Fucoxanthin

Fucoxanthin is commonly finding in marine organisms; however, to date, it has been one of the scarcely explored natural compounds. The researchers investigated its activities in human cancer cell culture-based viability, migration, and molecular assays; and found that it possesses strong anticancer; and anti-metastatic activities that work irrespective of the p53 status of cancer cells. In the experiments, fucoxanthin caused the transcriptional suppression of mortalin.

Infinite proliferation, survival, disrupted physiology, autonomous growth in colonies; and gain in migratory capacity are the hallmark characteristics of cancer. Interactions between cancer tissues, its associated stroma; and its microenvironment represent a powerful relationship that determines disease initiation, progression, and prognosis. Depending upon the type, origin, and time of colonization in their niche; cells transform into malignant subtypes and metastasize to distant sites.

Various mechanisms such as the rapid proliferation of the survivors, EMT; and angiogenesis play crucial roles in metastasis development. The crucial factor in the development of anticancer drugs is to counter the acquired migration in cancer cells. The conventional chemotherapy regime largely depends; on the synthetic molecules for targeted application, not efficiently realizing; the emergence of unavoidable side effects and the loss of quality of life.

Expensive and un-affordable fucoxanthin 

Furthermore, synthetic molecules are relatively more expensive and often un-affordable for the common population. Some of the commonly quoted examples are bevacizumab and ipilimumab; which are price at $50,000 and $120,000 per treatment episode, respectively. In these premises, the use of natural molecules that also have additional merits (more tolerable, easily available, and economic) has been proposed.

Several molecules of natural origin have been investigate for their anticancer potential. Fucoxanthin has previously was showing to demonstrate robust biological responses; including growth arrest and apoptosis at higher doses, and glial differentiation and migration inhibition at relatively non-toxic doses. In the present study, they sought to dissect the anti-metastatic potential of fucoxanthin.

Cell phenotype-driven molecular analyses on control and treated cells demonstrated that fucoxanthin caused a decrease in hallmark proteins associated with cell proliferation, survival, and the metastatic spread of cancer cells at doses that were relatively safe to the normal cells. The data suggested that the cancer therapy regimen may benefit from the recruitment of fucoxanthin; hence, it warrants further attention for basic mechanistic studies as well as drug development.

Cancer therapy regimen

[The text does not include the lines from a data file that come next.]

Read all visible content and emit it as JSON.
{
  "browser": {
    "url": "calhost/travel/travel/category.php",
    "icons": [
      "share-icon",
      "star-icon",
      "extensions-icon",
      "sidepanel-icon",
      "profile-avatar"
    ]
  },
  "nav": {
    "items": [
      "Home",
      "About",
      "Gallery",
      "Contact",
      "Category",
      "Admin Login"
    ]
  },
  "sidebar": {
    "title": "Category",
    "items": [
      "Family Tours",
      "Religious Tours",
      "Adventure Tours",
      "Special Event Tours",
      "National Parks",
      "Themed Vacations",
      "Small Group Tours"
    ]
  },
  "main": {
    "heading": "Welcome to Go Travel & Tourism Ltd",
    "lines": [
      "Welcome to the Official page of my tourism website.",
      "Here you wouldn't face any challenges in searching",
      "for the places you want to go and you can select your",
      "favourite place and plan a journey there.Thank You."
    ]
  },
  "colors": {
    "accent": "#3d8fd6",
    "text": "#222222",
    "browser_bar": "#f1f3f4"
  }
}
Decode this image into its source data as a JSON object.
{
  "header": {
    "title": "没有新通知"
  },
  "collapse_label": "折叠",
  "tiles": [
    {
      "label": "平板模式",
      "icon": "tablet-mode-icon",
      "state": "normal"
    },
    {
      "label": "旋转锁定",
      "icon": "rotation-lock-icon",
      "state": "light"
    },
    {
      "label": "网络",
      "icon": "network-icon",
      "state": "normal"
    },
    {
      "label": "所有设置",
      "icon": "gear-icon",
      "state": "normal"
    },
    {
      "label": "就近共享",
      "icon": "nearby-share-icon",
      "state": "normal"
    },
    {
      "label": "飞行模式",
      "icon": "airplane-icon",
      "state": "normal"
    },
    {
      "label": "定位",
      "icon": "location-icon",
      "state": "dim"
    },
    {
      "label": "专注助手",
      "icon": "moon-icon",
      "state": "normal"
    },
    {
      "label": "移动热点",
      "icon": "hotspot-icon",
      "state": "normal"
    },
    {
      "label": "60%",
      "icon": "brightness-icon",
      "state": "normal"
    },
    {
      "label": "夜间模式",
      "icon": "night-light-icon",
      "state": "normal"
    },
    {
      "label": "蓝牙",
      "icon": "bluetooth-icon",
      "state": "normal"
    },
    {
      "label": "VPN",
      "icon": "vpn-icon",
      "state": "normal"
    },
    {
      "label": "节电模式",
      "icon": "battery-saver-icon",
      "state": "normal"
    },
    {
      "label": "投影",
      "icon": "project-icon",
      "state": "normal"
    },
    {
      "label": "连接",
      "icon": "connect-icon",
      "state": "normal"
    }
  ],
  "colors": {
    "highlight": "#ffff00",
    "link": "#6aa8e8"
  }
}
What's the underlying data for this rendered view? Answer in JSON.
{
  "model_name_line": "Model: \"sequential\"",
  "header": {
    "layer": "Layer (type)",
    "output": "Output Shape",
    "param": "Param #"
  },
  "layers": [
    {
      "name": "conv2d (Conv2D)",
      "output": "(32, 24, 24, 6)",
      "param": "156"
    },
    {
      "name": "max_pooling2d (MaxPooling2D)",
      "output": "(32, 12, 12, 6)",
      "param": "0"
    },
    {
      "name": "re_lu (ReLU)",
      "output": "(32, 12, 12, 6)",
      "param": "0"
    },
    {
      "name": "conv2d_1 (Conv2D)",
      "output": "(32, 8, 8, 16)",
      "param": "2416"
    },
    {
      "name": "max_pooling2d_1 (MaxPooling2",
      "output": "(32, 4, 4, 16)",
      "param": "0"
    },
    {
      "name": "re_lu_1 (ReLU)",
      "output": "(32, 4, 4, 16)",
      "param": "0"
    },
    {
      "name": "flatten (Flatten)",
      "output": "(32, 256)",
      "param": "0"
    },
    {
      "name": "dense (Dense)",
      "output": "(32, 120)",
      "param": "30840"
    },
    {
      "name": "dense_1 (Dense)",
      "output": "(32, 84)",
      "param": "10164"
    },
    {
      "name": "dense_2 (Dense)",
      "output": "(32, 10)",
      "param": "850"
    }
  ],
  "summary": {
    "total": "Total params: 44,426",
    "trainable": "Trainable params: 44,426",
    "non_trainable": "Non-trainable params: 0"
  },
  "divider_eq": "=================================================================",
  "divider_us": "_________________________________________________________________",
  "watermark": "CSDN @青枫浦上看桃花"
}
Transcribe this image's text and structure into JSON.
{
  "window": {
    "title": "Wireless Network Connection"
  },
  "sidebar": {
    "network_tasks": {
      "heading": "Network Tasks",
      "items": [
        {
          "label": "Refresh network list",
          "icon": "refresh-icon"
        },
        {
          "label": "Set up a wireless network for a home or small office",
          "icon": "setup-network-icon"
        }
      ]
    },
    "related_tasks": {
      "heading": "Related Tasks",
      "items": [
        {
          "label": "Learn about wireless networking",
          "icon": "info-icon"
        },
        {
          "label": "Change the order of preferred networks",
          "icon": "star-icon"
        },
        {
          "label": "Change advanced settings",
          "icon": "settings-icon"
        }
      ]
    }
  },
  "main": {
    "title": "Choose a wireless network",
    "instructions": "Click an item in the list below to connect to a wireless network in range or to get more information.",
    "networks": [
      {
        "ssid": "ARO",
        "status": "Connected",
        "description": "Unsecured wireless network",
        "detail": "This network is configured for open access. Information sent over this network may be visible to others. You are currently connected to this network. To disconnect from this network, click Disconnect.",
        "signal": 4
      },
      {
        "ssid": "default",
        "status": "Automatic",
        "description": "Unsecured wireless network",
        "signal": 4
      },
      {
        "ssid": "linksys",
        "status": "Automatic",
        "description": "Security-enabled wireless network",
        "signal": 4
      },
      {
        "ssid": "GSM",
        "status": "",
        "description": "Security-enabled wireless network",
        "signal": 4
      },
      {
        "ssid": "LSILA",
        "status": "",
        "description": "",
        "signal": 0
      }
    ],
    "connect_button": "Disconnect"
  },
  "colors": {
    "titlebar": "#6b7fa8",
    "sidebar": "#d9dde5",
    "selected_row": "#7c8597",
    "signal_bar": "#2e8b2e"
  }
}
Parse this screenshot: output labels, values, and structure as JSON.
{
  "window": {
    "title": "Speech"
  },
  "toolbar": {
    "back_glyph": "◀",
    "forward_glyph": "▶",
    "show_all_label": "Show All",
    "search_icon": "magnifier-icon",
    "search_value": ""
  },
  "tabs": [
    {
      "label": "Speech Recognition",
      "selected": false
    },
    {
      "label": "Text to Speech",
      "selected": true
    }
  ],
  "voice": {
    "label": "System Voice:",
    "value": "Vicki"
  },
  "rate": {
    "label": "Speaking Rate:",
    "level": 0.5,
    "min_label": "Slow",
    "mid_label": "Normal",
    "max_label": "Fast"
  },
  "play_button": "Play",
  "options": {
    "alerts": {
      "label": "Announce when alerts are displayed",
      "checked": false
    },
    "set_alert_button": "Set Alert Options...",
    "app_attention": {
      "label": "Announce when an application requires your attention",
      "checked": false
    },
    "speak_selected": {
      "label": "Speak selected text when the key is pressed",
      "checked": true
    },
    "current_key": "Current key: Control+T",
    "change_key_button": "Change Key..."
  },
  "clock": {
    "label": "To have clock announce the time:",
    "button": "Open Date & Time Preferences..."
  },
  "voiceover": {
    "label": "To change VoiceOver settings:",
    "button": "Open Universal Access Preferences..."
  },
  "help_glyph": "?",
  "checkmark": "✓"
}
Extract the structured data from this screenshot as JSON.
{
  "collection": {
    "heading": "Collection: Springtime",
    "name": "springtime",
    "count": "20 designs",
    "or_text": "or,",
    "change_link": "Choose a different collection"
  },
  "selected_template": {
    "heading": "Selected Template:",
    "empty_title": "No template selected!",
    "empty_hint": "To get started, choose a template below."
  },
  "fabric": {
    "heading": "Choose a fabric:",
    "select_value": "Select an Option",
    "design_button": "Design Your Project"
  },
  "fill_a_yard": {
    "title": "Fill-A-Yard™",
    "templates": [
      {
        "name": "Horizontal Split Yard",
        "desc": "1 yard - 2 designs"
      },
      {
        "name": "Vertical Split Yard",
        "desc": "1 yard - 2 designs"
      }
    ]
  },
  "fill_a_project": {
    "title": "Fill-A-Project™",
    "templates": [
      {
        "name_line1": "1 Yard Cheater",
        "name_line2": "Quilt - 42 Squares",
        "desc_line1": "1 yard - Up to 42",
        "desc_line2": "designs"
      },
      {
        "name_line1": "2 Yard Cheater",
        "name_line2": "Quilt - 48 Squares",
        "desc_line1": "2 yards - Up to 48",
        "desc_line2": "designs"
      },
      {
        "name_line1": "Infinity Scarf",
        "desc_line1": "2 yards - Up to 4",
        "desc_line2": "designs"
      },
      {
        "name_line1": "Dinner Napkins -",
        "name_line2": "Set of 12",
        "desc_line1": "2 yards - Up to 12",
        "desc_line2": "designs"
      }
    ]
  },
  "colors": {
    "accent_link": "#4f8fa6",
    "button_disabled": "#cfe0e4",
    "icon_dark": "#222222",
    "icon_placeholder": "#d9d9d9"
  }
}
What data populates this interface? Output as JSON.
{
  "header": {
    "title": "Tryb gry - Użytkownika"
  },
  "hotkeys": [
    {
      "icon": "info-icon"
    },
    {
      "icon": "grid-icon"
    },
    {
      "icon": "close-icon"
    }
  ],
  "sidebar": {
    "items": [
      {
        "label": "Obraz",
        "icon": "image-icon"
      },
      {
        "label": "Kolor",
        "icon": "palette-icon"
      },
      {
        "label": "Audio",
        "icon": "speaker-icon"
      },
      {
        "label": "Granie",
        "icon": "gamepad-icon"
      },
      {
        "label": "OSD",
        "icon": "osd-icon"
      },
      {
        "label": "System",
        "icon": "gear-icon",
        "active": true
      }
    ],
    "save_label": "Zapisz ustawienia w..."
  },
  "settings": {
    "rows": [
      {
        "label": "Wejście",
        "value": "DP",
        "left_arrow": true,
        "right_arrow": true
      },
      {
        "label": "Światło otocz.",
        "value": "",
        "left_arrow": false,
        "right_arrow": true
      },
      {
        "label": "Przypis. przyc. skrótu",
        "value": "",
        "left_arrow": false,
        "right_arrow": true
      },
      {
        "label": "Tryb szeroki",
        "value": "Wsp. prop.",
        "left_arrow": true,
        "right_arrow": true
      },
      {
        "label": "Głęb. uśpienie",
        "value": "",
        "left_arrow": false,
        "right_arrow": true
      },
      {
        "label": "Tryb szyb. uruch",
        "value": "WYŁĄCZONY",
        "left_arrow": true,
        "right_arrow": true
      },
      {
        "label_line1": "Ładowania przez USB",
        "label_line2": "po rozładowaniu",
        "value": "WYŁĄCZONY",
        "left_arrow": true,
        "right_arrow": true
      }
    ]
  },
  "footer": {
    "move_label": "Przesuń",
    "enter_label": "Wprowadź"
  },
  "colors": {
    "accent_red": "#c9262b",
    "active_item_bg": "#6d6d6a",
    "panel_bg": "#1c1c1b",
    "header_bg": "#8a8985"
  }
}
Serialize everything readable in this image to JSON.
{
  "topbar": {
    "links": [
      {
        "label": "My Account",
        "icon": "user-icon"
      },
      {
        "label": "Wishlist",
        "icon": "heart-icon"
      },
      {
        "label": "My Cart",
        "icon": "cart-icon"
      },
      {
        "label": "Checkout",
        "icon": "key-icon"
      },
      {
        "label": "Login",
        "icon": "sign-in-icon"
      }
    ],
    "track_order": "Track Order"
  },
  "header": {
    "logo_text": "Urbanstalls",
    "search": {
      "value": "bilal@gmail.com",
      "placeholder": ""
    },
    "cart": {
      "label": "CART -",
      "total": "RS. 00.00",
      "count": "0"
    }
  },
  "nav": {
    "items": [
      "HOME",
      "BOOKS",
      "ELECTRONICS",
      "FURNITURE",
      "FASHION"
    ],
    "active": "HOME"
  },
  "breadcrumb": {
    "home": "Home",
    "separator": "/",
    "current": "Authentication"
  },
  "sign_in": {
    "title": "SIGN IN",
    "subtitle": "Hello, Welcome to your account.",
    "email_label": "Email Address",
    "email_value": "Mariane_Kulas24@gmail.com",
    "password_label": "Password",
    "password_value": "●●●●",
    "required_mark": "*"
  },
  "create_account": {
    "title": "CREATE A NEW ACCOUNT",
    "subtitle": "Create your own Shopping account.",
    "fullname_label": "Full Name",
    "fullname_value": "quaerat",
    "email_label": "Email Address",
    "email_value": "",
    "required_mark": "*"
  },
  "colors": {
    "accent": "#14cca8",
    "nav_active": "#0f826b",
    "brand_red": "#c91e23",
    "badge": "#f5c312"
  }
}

In order to confirm the safety of fucoxanthin in in vivo conditions, they performed a relative hemolytic activity test at 37 °C (in vitro incubation of cells and in vivo pharmacodynamics) and found that fucoxanthin does not cause the hemolysis of erythrocytes. While establishing the doses, they observed that the discordance in the cytotoxic potential of fucoxanthin could be due to fucoxanthin’s chemical instability.

But test the stability, they performed UV spectrophotometry analysis on fucoxanthin samples exposed to light and high-temperature conditions. Fucoxanthin showed sensitivity to light and heat, suggesting its chronometric degradation and hence the need for regular and more frequent intake for its pharmaceutical and therapeutic benefits.

In this premise, the data indicating that the low doses of fucoxanthin possess strong anti-metastatic efficacy favors its use as natural anti-cancer drug, despite its low stability to light and heat. At the same time, studies on structural analogs with higher stability and efficacy, their bio-activities, and mechanism of action are warranted.